So this one guy actually stops and asked if I was OK. I mumbled something about the ruined cane, waving it vaguely. At this point I’m mentally pulling myself together enough to think I’ve got a spare at work. I fumble around my phone a bit, trying to find my contacts. Eventually I get it together enough to call the office. It’s just before 9am, so it goes to the answering machine. I hang up and try to find colleagues mobile number. I manage to make the call and arrange to meet near the ticket barriers on Gibbons Street.
At this point I’m starting to make sense of things again, and realise I’ve got to make it down the concourse and the across the open space to the ticket barriers. While I can follow the wall on the edge of the concourse, I have no idea how I’m going to make it across the space with no tactile references. At this point the other guy is still standing there and asks again if I need help. I stumble my way through a sentence, indicating where I needed to go. Placing his arm against my hand, he offered his elbow for me to grab.
I was surprised. Most of the time, when strangers try to lead they grab my arm, or worse still my hand and try and push me along. This is totally the wrong method. This random guy had got it totally right. I asked if he’d done this before, to which he responded that he hadn’t. After taking me through the gate, he left me by the ticket machine, placing my hand on the fence.
So to this random guy, thanks. Seriously thanks. Sorry for being a mess and not thanking you properly at the time.
To the staff, transit officers and other commuters at Redfern Station, I am seriously angry.
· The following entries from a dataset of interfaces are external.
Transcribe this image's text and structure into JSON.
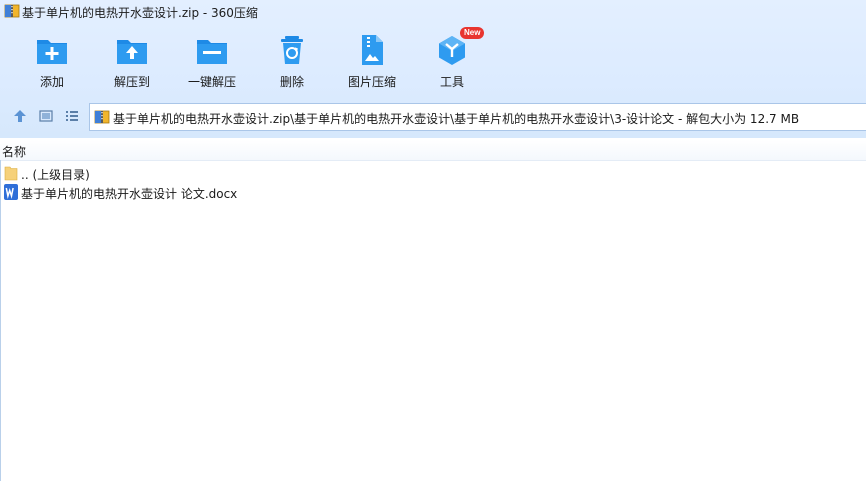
{
  "window": {
    "title": "基于单片机的电热开水壶设计.zip - 360压缩"
  },
  "toolbar": {
    "items": [
      {
        "label": "添加",
        "icon": "add-folder-icon"
      },
      {
        "label": "解压到",
        "icon": "extract-to-icon"
      },
      {
        "label": "一键解压",
        "icon": "one-click-extract-icon"
      },
      {
        "label": "删除",
        "icon": "recycle-bin-icon"
      },
      {
        "label": "图片压缩",
        "icon": "image-compress-icon"
      },
      {
        "label": "工具",
        "icon": "tools-cube-icon",
        "badge": "New"
      }
    ]
  },
  "address": {
    "path": "基于单片机的电热开水壶设计.zip\\基于单片机的电热开水壶设计\\基于单片机的电热开水壶设计\\3-设计论文 - 解包大小为 12.7 MB"
  },
  "list": {
    "column_name": "名称",
    "rows": [
      {
        "name": ".. (上级目录)",
        "icon": "folder-icon"
      },
      {
        "name": "基于单片机的电热开水壶设计 论文.docx",
        "icon": "word-doc-icon"
      }
    ]
  },
  "colors": {
    "accent": "#1e8ae6",
    "badge": "#e8352f",
    "chrome": "#dcebff"
  }
}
Presently I’m trying to find a way to work that avoids this station entirely, though I suspect there isn’t one that doesn’t involve at least three train changes.
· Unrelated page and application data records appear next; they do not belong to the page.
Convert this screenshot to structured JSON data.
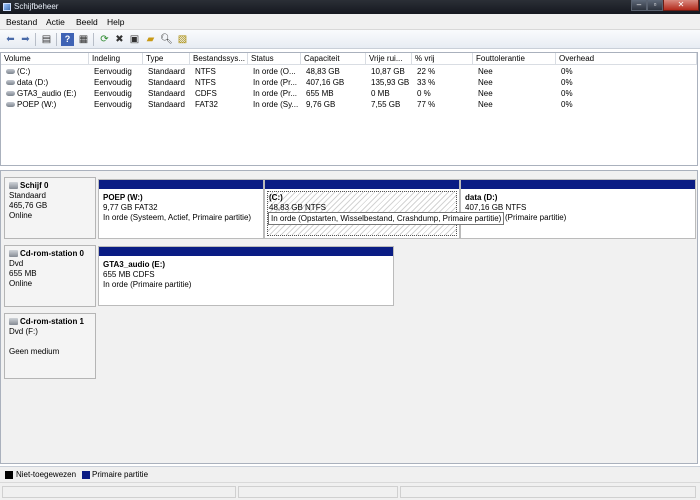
{
  "window": {
    "title": "Schijfbeheer"
  },
  "menu": [
    "Bestand",
    "Actie",
    "Beeld",
    "Help"
  ],
  "toolbar": {
    "buttons": [
      "back-arrow-icon",
      "forward-arrow-icon",
      "show-hide-console-tree-icon",
      "help-icon",
      "view-icon",
      "refresh-icon",
      "delete-icon",
      "properties-icon",
      "open-folder-icon",
      "explore-icon",
      "rescan-icon"
    ]
  },
  "volume_list": {
    "columns": [
      "Volume",
      "Indeling",
      "Type",
      "Bestandssys...",
      "Status",
      "Capaciteit",
      "Vrije rui...",
      "% vrij",
      "Fouttolerantie",
      "Overhead"
    ],
    "rows": [
      [
        "(C:)",
        "Eenvoudig",
        "Standaard",
        "NTFS",
        "In orde (O...",
        "48,83 GB",
        "10,87 GB",
        "22 %",
        "Nee",
        "0%"
      ],
      [
        "data (D:)",
        "Eenvoudig",
        "Standaard",
        "NTFS",
        "In orde (Pr...",
        "407,16 GB",
        "135,93 GB",
        "33 %",
        "Nee",
        "0%"
      ],
      [
        "GTA3_audio (E:)",
        "Eenvoudig",
        "Standaard",
        "CDFS",
        "In orde (Pr...",
        "655 MB",
        "0 MB",
        "0 %",
        "Nee",
        "0%"
      ],
      [
        "POEP (W:)",
        "Eenvoudig",
        "Standaard",
        "FAT32",
        "In orde (Sy...",
        "9,76 GB",
        "7,55 GB",
        "77 %",
        "Nee",
        "0%"
      ]
    ]
  },
  "disks": [
    {
      "name": "Schijf 0",
      "line1": "Standaard",
      "line2": "465,76 GB",
      "line3": "Online",
      "partitions": [
        {
          "title": "POEP  (W:)",
          "size": "9,77 GB FAT32",
          "status": "In orde (Systeem, Actief, Primaire partitie)"
        },
        {
          "title": "(C:)",
          "size": "48,83 GB NTFS",
          "status": ""
        },
        {
          "title": "data  (D:)",
          "size": "407,16 GB NTFS",
          "status": "(Primaire partitie)"
        }
      ]
    },
    {
      "name": "Cd-rom-station 0",
      "line1": "Dvd",
      "line2": "655 MB",
      "line3": "Online",
      "partitions": [
        {
          "title": "GTA3_audio  (E:)",
          "size": "655 MB CDFS",
          "status": "In orde (Primaire partitie)"
        }
      ]
    },
    {
      "name": "Cd-rom-station 1",
      "line1": "Dvd (F:)",
      "line2": "",
      "line3": "Geen medium",
      "partitions": []
    }
  ],
  "tooltip": "In orde (Opstarten, Wisselbestand, Crashdump, Primaire partitie)",
  "legend": [
    {
      "label": "Niet-toegewezen",
      "color": "#000000"
    },
    {
      "label": "Primaire partitie",
      "color": "#0a1c84"
    }
  ]
}
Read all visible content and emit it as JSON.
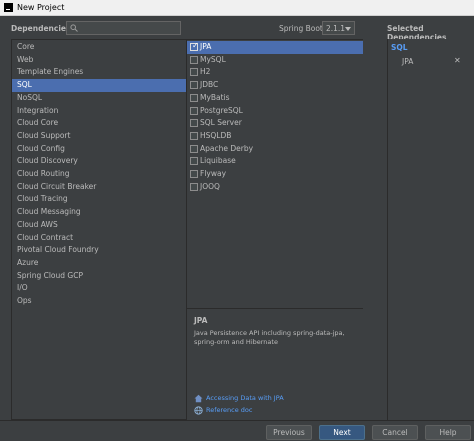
{
  "window": {
    "title": "New Project"
  },
  "header": {
    "dependencies_label": "Dependencies",
    "search": {
      "value": "",
      "placeholder": ""
    },
    "spring_boot_label": "Spring Boot",
    "spring_boot_version": "2.1.1",
    "selected_label": "Selected Dependencies"
  },
  "categories": [
    "Core",
    "Web",
    "Template Engines",
    "SQL",
    "NoSQL",
    "Integration",
    "Cloud Core",
    "Cloud Support",
    "Cloud Config",
    "Cloud Discovery",
    "Cloud Routing",
    "Cloud Circuit Breaker",
    "Cloud Tracing",
    "Cloud Messaging",
    "Cloud AWS",
    "Cloud Contract",
    "Pivotal Cloud Foundry",
    "Azure",
    "Spring Cloud GCP",
    "I/O",
    "Ops"
  ],
  "selected_category": "SQL",
  "dependencies": [
    {
      "label": "JPA",
      "checked": true
    },
    {
      "label": "MySQL",
      "checked": false
    },
    {
      "label": "H2",
      "checked": false
    },
    {
      "label": "JDBC",
      "checked": false
    },
    {
      "label": "MyBatis",
      "checked": false
    },
    {
      "label": "PostgreSQL",
      "checked": false
    },
    {
      "label": "SQL Server",
      "checked": false
    },
    {
      "label": "HSQLDB",
      "checked": false
    },
    {
      "label": "Apache Derby",
      "checked": false
    },
    {
      "label": "Liquibase",
      "checked": false
    },
    {
      "label": "Flyway",
      "checked": false
    },
    {
      "label": "JOOQ",
      "checked": false
    }
  ],
  "description": {
    "title": "JPA",
    "text": "Java Persistence API including spring-data-jpa, spring-orm and Hibernate",
    "links": [
      {
        "label": "Accessing Data with JPA",
        "icon": "home-icon"
      },
      {
        "label": "Reference doc",
        "icon": "globe-icon"
      }
    ]
  },
  "selected": {
    "group": "SQL",
    "items": [
      {
        "label": "JPA",
        "remove": "✕"
      }
    ]
  },
  "footer": {
    "previous": "Previous",
    "next": "Next",
    "cancel": "Cancel",
    "help": "Help"
  },
  "colors": {
    "background": "#3c3f41",
    "selection": "#4b6eaf",
    "link": "#589df6",
    "default_button": "#365880"
  }
}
This is not the first time I’ve had a cane ruined at Redfern station, though this is the most severe example. At no point has any member of staff, any transit officer, or any commuter ever offered any kind of assistance. This, to me, demonstrates exactly what’s wrong with Australia.